■ WORK TASK:
Which of the lines below hold the word "color"? Pull each of them out.

*** Opening DATA UNDER STUDY ***

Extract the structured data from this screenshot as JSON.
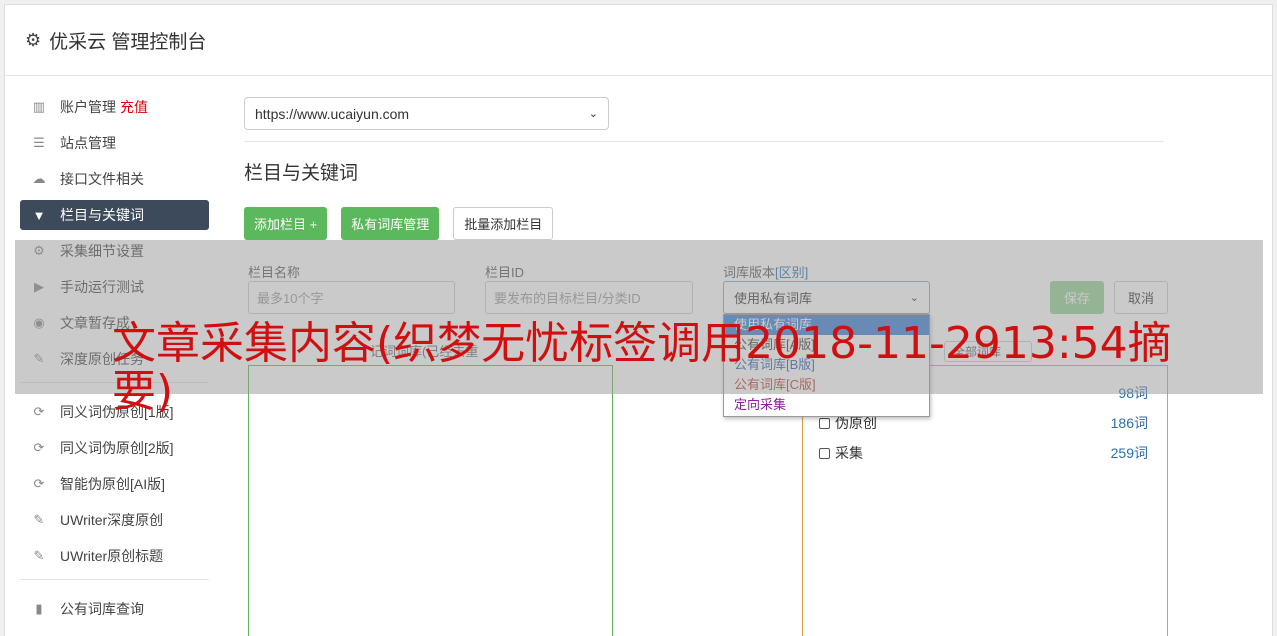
{
  "app": {
    "title": "优采云 管理控制台",
    "icon": "gear-icon"
  },
  "sidebar": {
    "items": [
      {
        "label": "账户管理",
        "icon": "bar-chart-icon",
        "badge": "充值"
      },
      {
        "label": "站点管理",
        "icon": "server-icon"
      },
      {
        "label": "接口文件相关",
        "icon": "cloud-upload-icon"
      },
      {
        "label": "栏目与关键词",
        "icon": "filter-icon",
        "active": true
      },
      {
        "label": "采集细节设置",
        "icon": "cogs-icon"
      },
      {
        "label": "手动运行测试",
        "icon": "play-circle-icon"
      },
      {
        "label": "文章暂存成",
        "icon": "database-icon"
      },
      {
        "label": "深度原创任务",
        "icon": "edit-icon"
      },
      {
        "label": "同义词伪原创[1版]",
        "icon": "refresh-icon"
      },
      {
        "label": "同义词伪原创[2版]",
        "icon": "refresh-icon"
      },
      {
        "label": "智能伪原创[AI版]",
        "icon": "refresh-icon"
      },
      {
        "label": "UWriter深度原创",
        "icon": "edit-icon"
      },
      {
        "label": "UWriter原创标题",
        "icon": "edit-icon"
      },
      {
        "label": "公有词库查询",
        "icon": "book-icon"
      }
    ]
  },
  "main": {
    "site_select": "https://www.ucaiyun.com",
    "section_title": "栏目与关键词",
    "buttons": {
      "add_column": "添加栏目 +",
      "private_lib": "私有词库管理",
      "batch_add": "批量添加栏目"
    },
    "form": {
      "name_label": "栏目名称",
      "name_placeholder": "最多10个字",
      "id_label": "栏目ID",
      "id_placeholder": "要发布的目标栏目/分类ID",
      "lib_label": "词库版本",
      "lib_diff": "[区别]",
      "lib_value": "使用私有词库",
      "save": "保存",
      "cancel": "取消",
      "keyword_hint": "记词词库(已经去重",
      "all_lib": "全部词库"
    },
    "dropdown_options": [
      {
        "label": "使用私有词库",
        "color": "#ffffff",
        "selected": true
      },
      {
        "label": "公有词库[A版]",
        "color": "#333333"
      },
      {
        "label": "公有词库[B版]",
        "color": "#2a5db0"
      },
      {
        "label": "公有词库[C版]",
        "color": "#c0392b"
      },
      {
        "label": "定向采集",
        "color": "#8e1b9e"
      }
    ],
    "lib_rows": [
      {
        "label": "",
        "count": "98词"
      },
      {
        "label": "伪原创",
        "count": "186词"
      },
      {
        "label": "采集",
        "count": "259词"
      }
    ]
  },
  "watermark": "文章采集内容(织梦无忧标签调用2018-11-2913:54摘要)"
}
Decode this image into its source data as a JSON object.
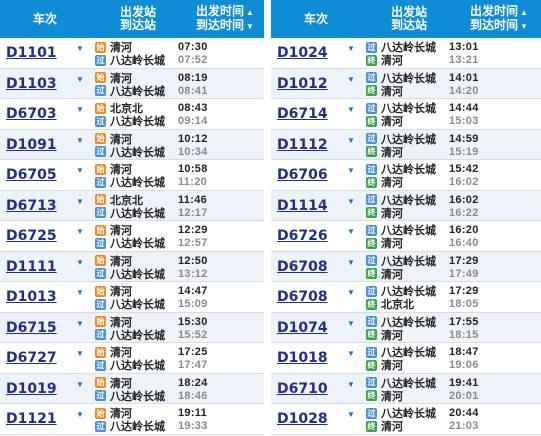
{
  "columns": {
    "train": "车次",
    "station_line1": "出发站",
    "station_line2": "到达站",
    "time_line1": "出发时间",
    "time_line2": "到达时间",
    "sort_up": "▲",
    "sort_down": "▼"
  },
  "icons": {
    "start_char": "始",
    "pass_char": "过",
    "end_char": "终",
    "caret": "▼"
  },
  "left_rows": [
    {
      "train": "D1101",
      "from": "清河",
      "to": "八达岭长城",
      "from_type": "start",
      "to_type": "pass",
      "dep": "07:30",
      "arr": "07:52"
    },
    {
      "train": "D1103",
      "from": "清河",
      "to": "八达岭长城",
      "from_type": "start",
      "to_type": "pass",
      "dep": "08:19",
      "arr": "08:41"
    },
    {
      "train": "D6703",
      "from": "北京北",
      "to": "八达岭长城",
      "from_type": "start",
      "to_type": "pass",
      "dep": "08:43",
      "arr": "09:14"
    },
    {
      "train": "D1091",
      "from": "清河",
      "to": "八达岭长城",
      "from_type": "start",
      "to_type": "pass",
      "dep": "10:12",
      "arr": "10:34"
    },
    {
      "train": "D6705",
      "from": "清河",
      "to": "八达岭长城",
      "from_type": "start",
      "to_type": "pass",
      "dep": "10:58",
      "arr": "11:20"
    },
    {
      "train": "D6713",
      "from": "北京北",
      "to": "八达岭长城",
      "from_type": "start",
      "to_type": "pass",
      "dep": "11:46",
      "arr": "12:17"
    },
    {
      "train": "D6725",
      "from": "清河",
      "to": "八达岭长城",
      "from_type": "start",
      "to_type": "pass",
      "dep": "12:29",
      "arr": "12:57"
    },
    {
      "train": "D1111",
      "from": "清河",
      "to": "八达岭长城",
      "from_type": "start",
      "to_type": "pass",
      "dep": "12:50",
      "arr": "13:12"
    },
    {
      "train": "D1013",
      "from": "清河",
      "to": "八达岭长城",
      "from_type": "start",
      "to_type": "pass",
      "dep": "14:47",
      "arr": "15:09"
    },
    {
      "train": "D6715",
      "from": "清河",
      "to": "八达岭长城",
      "from_type": "start",
      "to_type": "pass",
      "dep": "15:30",
      "arr": "15:52"
    },
    {
      "train": "D6727",
      "from": "清河",
      "to": "八达岭长城",
      "from_type": "start",
      "to_type": "pass",
      "dep": "17:25",
      "arr": "17:47"
    },
    {
      "train": "D1019",
      "from": "清河",
      "to": "八达岭长城",
      "from_type": "start",
      "to_type": "pass",
      "dep": "18:24",
      "arr": "18:46"
    },
    {
      "train": "D1121",
      "from": "清河",
      "to": "八达岭长城",
      "from_type": "start",
      "to_type": "pass",
      "dep": "19:11",
      "arr": "19:33"
    }
  ],
  "right_rows": [
    {
      "train": "D1024",
      "from": "八达岭长城",
      "to": "清河",
      "from_type": "pass",
      "to_type": "end",
      "dep": "13:01",
      "arr": "13:21"
    },
    {
      "train": "D1012",
      "from": "八达岭长城",
      "to": "清河",
      "from_type": "pass",
      "to_type": "end",
      "dep": "14:01",
      "arr": "14:20"
    },
    {
      "train": "D6714",
      "from": "八达岭长城",
      "to": "清河",
      "from_type": "pass",
      "to_type": "end",
      "dep": "14:44",
      "arr": "15:03"
    },
    {
      "train": "D1112",
      "from": "八达岭长城",
      "to": "清河",
      "from_type": "pass",
      "to_type": "end",
      "dep": "14:59",
      "arr": "15:19"
    },
    {
      "train": "D6706",
      "from": "八达岭长城",
      "to": "清河",
      "from_type": "pass",
      "to_type": "end",
      "dep": "15:42",
      "arr": "16:02"
    },
    {
      "train": "D1114",
      "from": "八达岭长城",
      "to": "清河",
      "from_type": "pass",
      "to_type": "end",
      "dep": "16:02",
      "arr": "16:22"
    },
    {
      "train": "D6726",
      "from": "八达岭长城",
      "to": "清河",
      "from_type": "pass",
      "to_type": "end",
      "dep": "16:20",
      "arr": "16:40"
    },
    {
      "train": "D6708",
      "from": "八达岭长城",
      "to": "清河",
      "from_type": "pass",
      "to_type": "end",
      "dep": "17:29",
      "arr": "17:49"
    },
    {
      "train": "D6708",
      "from": "八达岭长城",
      "to": "北京北",
      "from_type": "pass",
      "to_type": "end",
      "dep": "17:29",
      "arr": "18:05"
    },
    {
      "train": "D1074",
      "from": "八达岭长城",
      "to": "清河",
      "from_type": "pass",
      "to_type": "end",
      "dep": "17:55",
      "arr": "18:15"
    },
    {
      "train": "D1018",
      "from": "八达岭长城",
      "to": "清河",
      "from_type": "pass",
      "to_type": "end",
      "dep": "18:47",
      "arr": "19:06"
    },
    {
      "train": "D6710",
      "from": "八达岭长城",
      "to": "清河",
      "from_type": "pass",
      "to_type": "end",
      "dep": "19:41",
      "arr": "20:01"
    },
    {
      "train": "D1028",
      "from": "八达岭长城",
      "to": "清河",
      "from_type": "pass",
      "to_type": "end",
      "dep": "20:44",
      "arr": "21:03"
    }
  ]
}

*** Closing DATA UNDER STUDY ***

■ OUTPUT OF THE EXERCISE:
        "color": "#ffffff",
        "color": "#333333"
        "color": "#2a5db0"
        "color": "#c0392b"
        "color": "#8e1b9e"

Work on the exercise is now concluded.